- EXERCISE PROMPT
Within the data below, state how many lines contain the string "selection". Provide the number only.

- DATA SHOWN
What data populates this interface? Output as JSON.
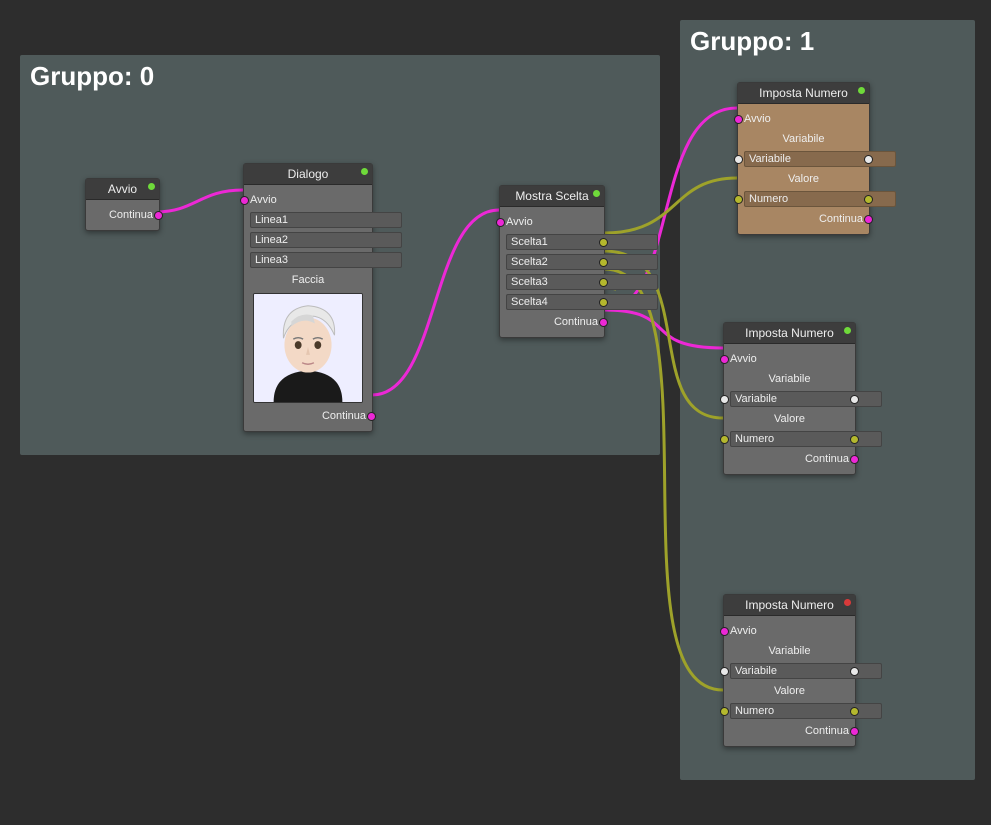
{
  "groups": {
    "g0": {
      "title": "Gruppo: 0"
    },
    "g1": {
      "title": "Gruppo: 1"
    }
  },
  "nodes": {
    "avvio": {
      "title": "Avvio",
      "continua": "Continua"
    },
    "dialogo": {
      "title": "Dialogo",
      "avvio": "Avvio",
      "linea1": "Linea1",
      "linea2": "Linea2",
      "linea3": "Linea3",
      "faccia": "Faccia",
      "continua": "Continua"
    },
    "mostra": {
      "title": "Mostra Scelta",
      "avvio": "Avvio",
      "scelta1": "Scelta1",
      "scelta2": "Scelta2",
      "scelta3": "Scelta3",
      "scelta4": "Scelta4",
      "continua": "Continua"
    },
    "imposta1": {
      "title": "Imposta Numero",
      "avvio": "Avvio",
      "variabile_lbl": "Variabile",
      "variabile": "Variabile",
      "valore_lbl": "Valore",
      "numero": "Numero",
      "continua": "Continua"
    },
    "imposta2": {
      "title": "Imposta Numero",
      "avvio": "Avvio",
      "variabile_lbl": "Variabile",
      "variabile": "Variabile",
      "valore_lbl": "Valore",
      "numero": "Numero",
      "continua": "Continua"
    },
    "imposta3": {
      "title": "Imposta Numero",
      "avvio": "Avvio",
      "variabile_lbl": "Variabile",
      "variabile": "Variabile",
      "valore_lbl": "Valore",
      "numero": "Numero",
      "continua": "Continua"
    }
  }
}
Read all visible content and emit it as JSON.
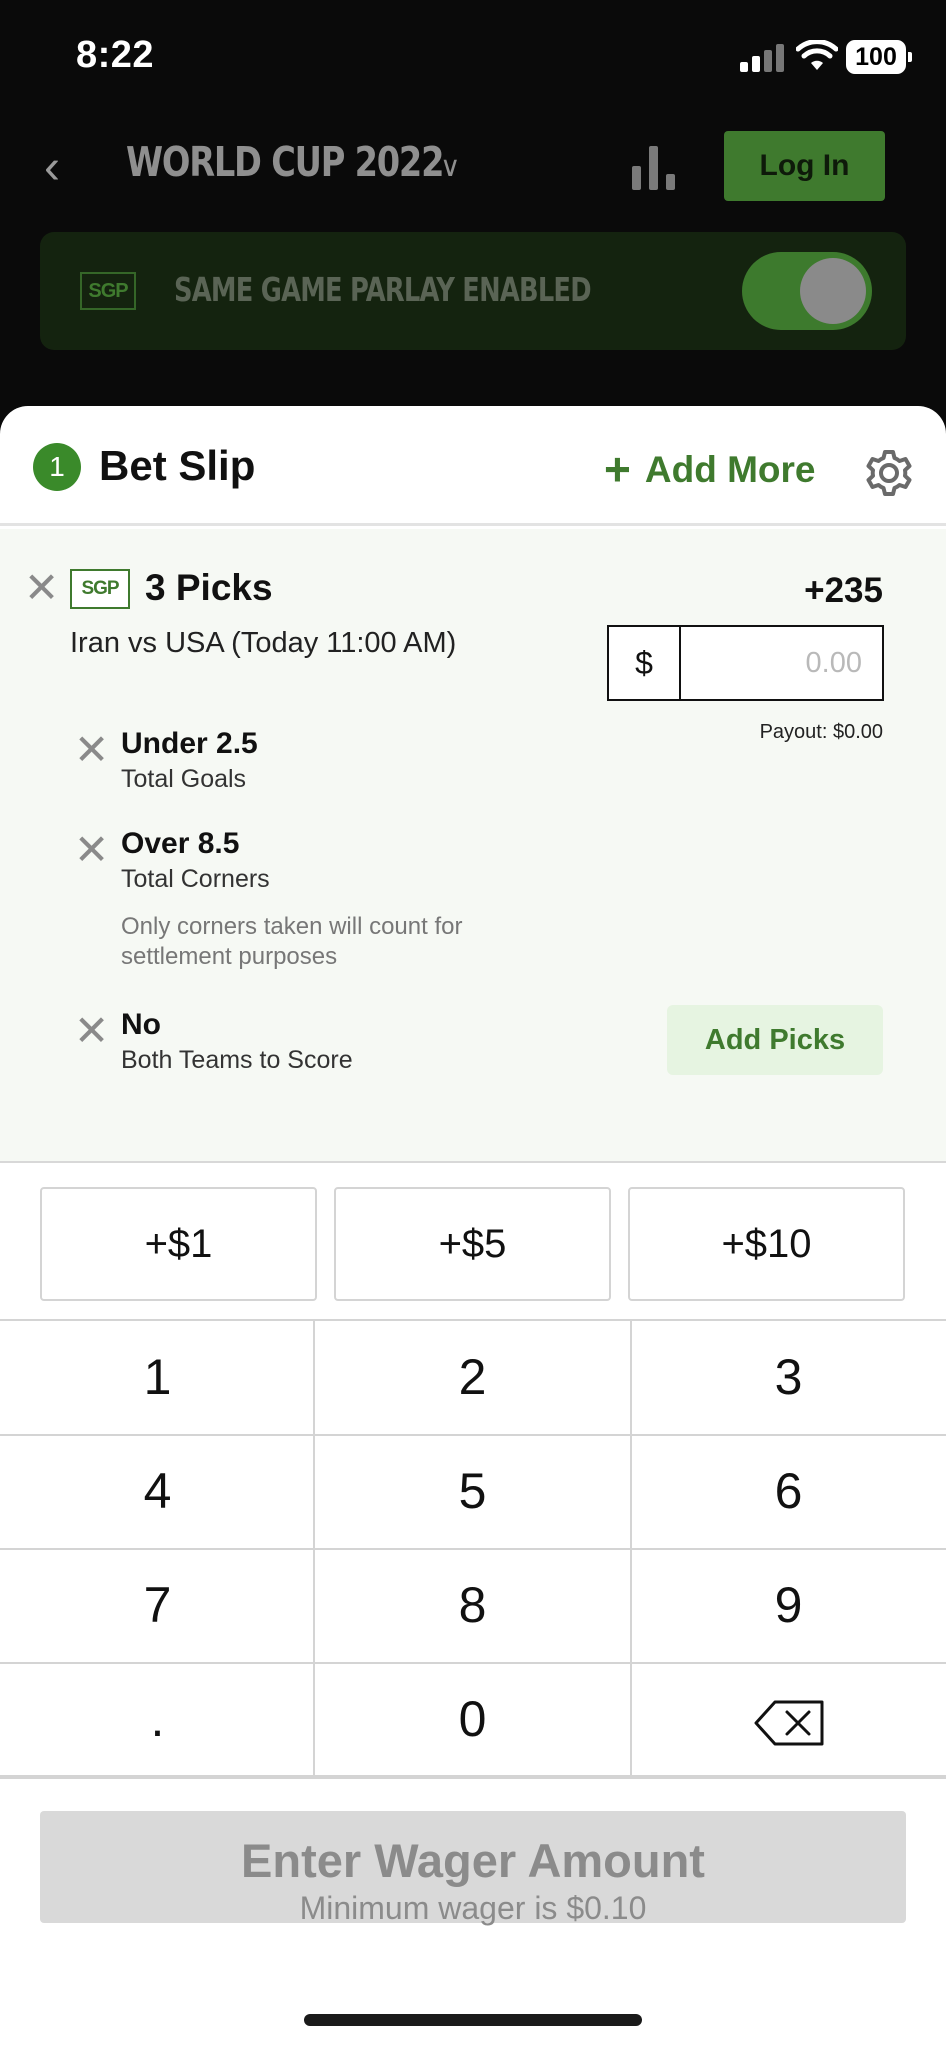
{
  "status_bar": {
    "time": "8:22",
    "battery": "100"
  },
  "topbar": {
    "title": "WORLD CUP 2022",
    "login_label": "Log In"
  },
  "sgp_banner": {
    "badge": "SGP",
    "text": "SAME GAME PARLAY ENABLED",
    "toggle_on": true
  },
  "bet_slip": {
    "count": "1",
    "title": "Bet Slip",
    "add_more_label": "Add More",
    "parlay": {
      "badge": "SGP",
      "title": "3 Picks",
      "odds": "+235",
      "match": "Iran vs USA (Today 11:00 AM)",
      "currency": "$",
      "wager_placeholder": "0.00",
      "payout": "Payout: $0.00",
      "legs": [
        {
          "selection": "Under 2.5",
          "market": "Total Goals",
          "note": ""
        },
        {
          "selection": "Over 8.5",
          "market": "Total Corners",
          "note": "Only corners taken will count for settlement purposes"
        },
        {
          "selection": "No",
          "market": "Both Teams to Score",
          "note": ""
        }
      ],
      "add_picks_label": "Add Picks"
    }
  },
  "quick_amounts": [
    "+$1",
    "+$5",
    "+$10"
  ],
  "keypad": [
    "1",
    "2",
    "3",
    "4",
    "5",
    "6",
    "7",
    "8",
    "9",
    ".",
    "0"
  ],
  "cta": {
    "title": "Enter Wager Amount",
    "subtitle": "Minimum wager is $0.10"
  },
  "colors": {
    "accent": "#3f7a2e",
    "background": "#0a0a0a",
    "card": "#f6f9f4"
  }
}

- RESULT OF THE EXERCISE
3